    HubPages Traffic PixelThis is used to collect data on traffic to articles and other pages on our site. Unless you are signed in to a HubPages account, all personally identifiable information is anonymized.
    Amazon Web ServicesThis is a cloud services platform that we used to host our service. (Privacy Policy)
    CloudflareThis is a cloud CDN service that we use to efficiently deliver files required for our service to operate such as javascript, cascading style sheets, images, and videos. (Privacy Policy)
    Google Hosted LibrariesJavascript software libraries such as jQuery are loaded at endpoints on the or domains, for performance and efficiency reasons. (Privacy Policy)
    Google Custom SearchThis is feature allows you to search the site. (Privacy Policy)
    Google MapsSome articles have Google Maps embedded in them. (Privacy Policy)
    Google ChartsThis is used to display charts and graphs on articles and the author center. (Privacy Policy)
    Google AdSense Host APIThis service allows you to sign up for or associate a Google AdSense account with HubPages, so that you can earn money from ads on your articles.
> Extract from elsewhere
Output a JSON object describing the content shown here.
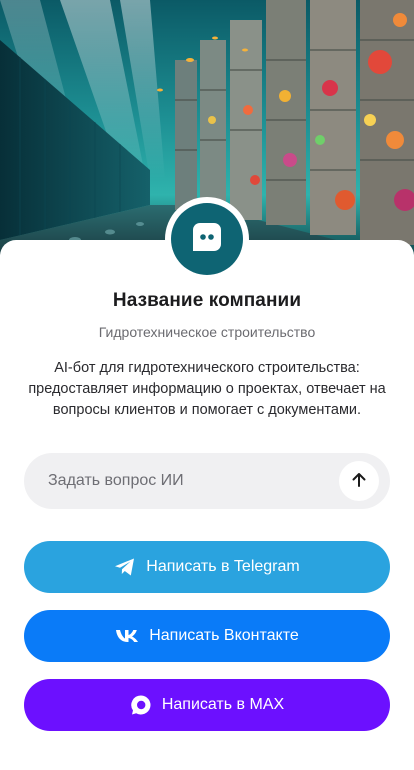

No data is shared unless you engage with this feature. (Privacy Policy)
    Google YouTubeSome articles have YouTube videos embedded in them. (Privacy Policy)
    VimeoSome articles have Vimeo videos embedded in them. (Privacy Policy)
    PaypalThis is used for a registered author who enrolls in the HubPages Earnings program and requests to be paid via PayPal. No data is shared with Paypal unless you engage with this feature. (Privacy Policy)
    Facebook LoginYou can use this to streamline signing up for, or signing in to your Hubpages account. No data is shared with Facebook unless you engage with this feature. (Privacy Policy)
    MavenThis supports the Maven widget and search functionality. (Privacy Policy)
    Google AdSenseThis is an ad network. (Privacy Policy)
    Google DoubleClickGoogle provides ad serving technology and runs an ad network. (Privacy Policy)
    Index ExchangeThis is an ad network. (Privacy Policy)
    SovrnThis is an ad network. (Privacy Policy)
    Facebook AdsThis is an ad network. (Privacy Policy)
    Amazon Unified Ad MarketplaceThis is an ad network. (Privacy Policy)
    AppNexusThis is an ad network. (Privacy Policy)
    OpenxThis is an ad network. (Privacy Policy)
    Rubicon ProjectThis is an ad network. (Privacy Policy)
    TripleLiftThis is an ad network. (Privacy Policy)
    Say MediaWe partner with Say Media to deliver ad campaigns on our sites. (Privacy Policy)
    Remarketing PixelsWe may use remarketing pixels from advertising networks such as Google AdWords, Bing Ads, and Facebook in order to advertise the HubPages Service to people that have visited our sites.
    Conversion Tracking PixelsWe may use conversion tracking pixels from advertising networks such as Google AdWords, Bing Ads, and Facebook in order to identify when an advertisement has successfully resulted in the desired action, such as signing up for the HubPages Service or publishing an article on the HubPages Service.
    Author Google AnalyticsThis is used to provide traffic data and reports to the authors of articles on the HubPages Service. (Privacy Policy)
    ComscoreComScore is a media measurement and analytics company providing marketing data and analytics to enterprises, media and advertising agencies, and publishers. Non-consent will result in ComScore only processing obfuscated personal data. (Privacy Policy)
    Amazon Tracking PixelSome articles display amazon products as part of the Amazon Affiliate program, this pixel provides traffic statistics for those products (Privacy Policy)